[HONG KONG] Chinese stocks rose, with the benchmark index climbing to its highest level since August 2009, after Premier Li Keqiang pledged to take action if economic growth slows too much and the benchmark money-market rate fell.

Hundsun Technologies Inc and Glodon Software Co surged more than 9 per cent as a gauge of technology shares extended its gain this year to 40 per cent after Mr Li encouraged the development of e-commerce. China Mobile Ltd advanced the most in a month in Hong Kong. Huadong Medicine Co jumped by the 10 per cent daily limit to lead consumer shares higher. The seven-day repurchase rate slid the most in five weeks as funds locked up for new share sales returned to the banking system.

The Shanghai Composite Index climbed 2.3 per cent to 3,449.31 at the close, extending last week's 4.1 per cent increase. Li said Sunday the government will take additional steps if China's growth, which the government targeted at about 7 per cent this year, drifts toward the lower limit of its range and cuts into employment or wages. About 3 trillion yuan (S$676 billion) was set aside for initial public offerings last week, according to the median estimate in a Bloomberg survey of brokerages.

"Li's positive tone on growth bolstered investor confidence," said Yen Chiu, a trader at Shenwan Hongyuan Group Co in Hong Kong. "Technology stocks are getting a boost on the economy's reliance on the sector for growth."

The CSI 300 Index rose 2.4 per cent. Hong Kong's Hang Seng China Enterprises Index added 0.9 per cent and the Hang Seng Index gained 0.5 per cent. The Bloomberg China-US Equity Index slid 0.9 per cent in New York on Friday.

A gauge of technology shares climbed 4.1 per cent, the most among the 10 industry groups on the CSI 300. The ChiNext index advanced 3.6 per cent. Hundsun Technologies soared to a record and Glodon Software jumped by the 10 per cent maximum.

Earnings for Chinese technology companies have been revised upwards by 14 per cent in the past month, compared with a one per cent downward revision for the CSI 300 as a whole, according to HSBC Holdings Plc analysts including Roger Xie in a report dated March 13.

Indexes tracking consumer staples companies and drugmakers rallied more than 2.4 per cent. Huadong Medicine rose to a record and Zhangzhou Pientzehuang Pharmaceutical Co gained 5.7 per cent.

The seven-day repurchase rate, a gauge of interbank funding availability, dropped 10 basis points to 4.6155 per cent, according to a weighted average from the National Interbank Funding Center. That was the biggest decline since Feb 5.

Trading in Shanghai was 44 per cent above the 30-day average at the close. The gauge is valued at 12.7 times 12-month projected earnings, compared with the five-year average multiple of 10.2, according to data compiled by Bloomberg.

Margin traders increased holdings of shares purchased with borrowed money for a 13th day on Friday, with the outstanding balance of margin debt on the Shanghai Stock Exchange rising to a record 880.6 billion yuan.

A gauge of Macau casino stocks dropped to its lowest level since December 2012 after Morgan Stanley predicted a 25 per cent drop in the city's gambling revenue this year.
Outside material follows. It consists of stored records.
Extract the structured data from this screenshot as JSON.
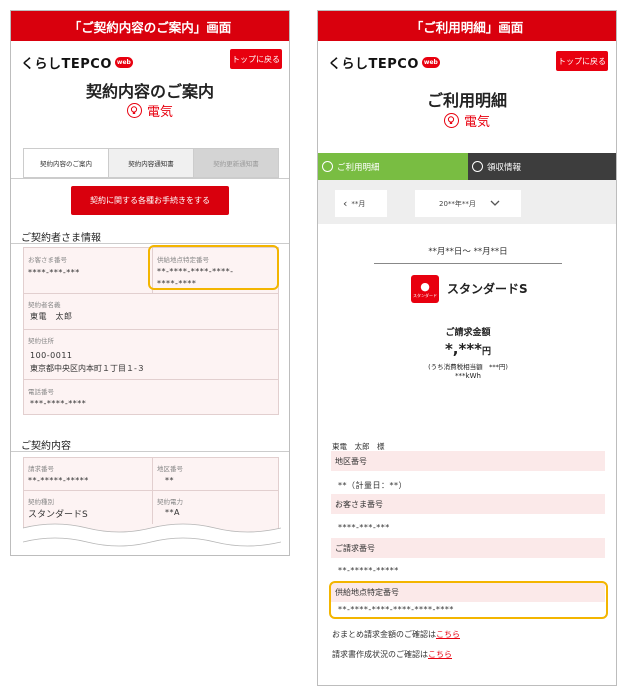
{
  "left": {
    "caption": "「ご契約内容のご案内」画面",
    "logo": "くらしTEPCO",
    "logo_badge": "web",
    "top_button": "トップに戻る",
    "page_title": "契約内容のご案内",
    "service": "電気",
    "tabs": [
      {
        "label": "契約内容のご案内",
        "state": "active"
      },
      {
        "label": "契約内容通知書",
        "state": "normal"
      },
      {
        "label": "契約更新通知書",
        "state": "disabled"
      }
    ],
    "action_button": "契約に関する各種お手続きをする",
    "contractor_section": "ご契約者さま情報",
    "fields": {
      "customer_no_label": "お客さま番号",
      "customer_no_value": "****-***-***",
      "supply_point_label": "供給地点特定番号",
      "supply_point_value_1": "**-****-****-****-",
      "supply_point_value_2": "****-****",
      "name_label": "契約者名義",
      "name_value": "東電　太郎",
      "address_label": "契約住所",
      "postal_code": "100-0011",
      "address": "東京都中央区内本町１丁目１-３",
      "phone_label": "電話番号",
      "phone_value": "***-****-****"
    },
    "contract_section": "ご契約内容",
    "contract": {
      "billing_no_label": "請求番号",
      "billing_no_value": "**-*****-*****",
      "area_label": "地区番号",
      "area_value": "**",
      "type_label": "契約種別",
      "type_value": "スタンダードS",
      "power_label": "契約電力",
      "power_value": "**A"
    }
  },
  "right": {
    "caption": "「ご利用明細」画面",
    "logo": "くらしTEPCO",
    "logo_badge": "web",
    "top_button": "トップに戻る",
    "page_title": "ご利用明細",
    "service": "電気",
    "tabs": [
      "ご利用明細",
      "領収情報"
    ],
    "prev_month": "**月",
    "month_select": "20**年**月",
    "period": "**月**日～ **月**日",
    "plan_icon_text": "スタンダード",
    "plan_name": "スタンダードS",
    "billing_amount_label": "ご請求金額",
    "billing_amount_value": "*,***",
    "yen": "円",
    "tax_note": "(うち消費税相当額　***円)",
    "usage": "***kWh",
    "customer_name": "東電　太郎　様",
    "area_label": "地区番号",
    "area_value": "**（計量日：**）",
    "customer_no_label": "お客さま番号",
    "customer_no_value": "****-***-***",
    "billing_no_label": "ご請求番号",
    "billing_no_value": "**-*****-*****",
    "supply_point_label": "供給地点特定番号",
    "supply_point_value": "**-****-****-****-****-****",
    "summary_text": "おまとめ請求金額のご確認は",
    "summary_link": "こちら",
    "status_text": "請求書作成状況のご確認は",
    "status_link": "こちら"
  },
  "colors": {
    "brand_red": "#e8000f",
    "caption_red": "#d9000d",
    "highlight": "#f3b500",
    "tab_green": "#79bd42",
    "tab_dark": "#3d3d3d",
    "card_pink": "#fdf3f3"
  }
}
MGM China Holdings Ltd fell 3 per cent and Sands China Ltd slid 1.4 per cent.

Investors are rushing to buy protection against declines in Chinese stocks amid concern an economic slowdown will undermine their world-beating rally.

Demand to hedge against future losses on the largest US exchange-traded fund tracking China's mainland market climbed to the highest since the ETF was created in November 2013, according to data compiled by Bloomberg. The buying pushed the ratio of bearish to bullish contracts to a five-month high on March 11 as investors pulled US$34 million from the fund in a second week of outflows.

While the economy is growing at the slowest pace since 1990, the Shanghai Composite has jumped 64 per cent in the past year through last week, the best performance among major equity gauges tracked by Bloomberg.

China's total public and private debt has increased to more than twice the nation's economic output, soaring 83 per centage points relative to gross domestic product since 2007. No other developing country has amassed as much debt as quickly, according to data compiled by McKinsey Global Institute.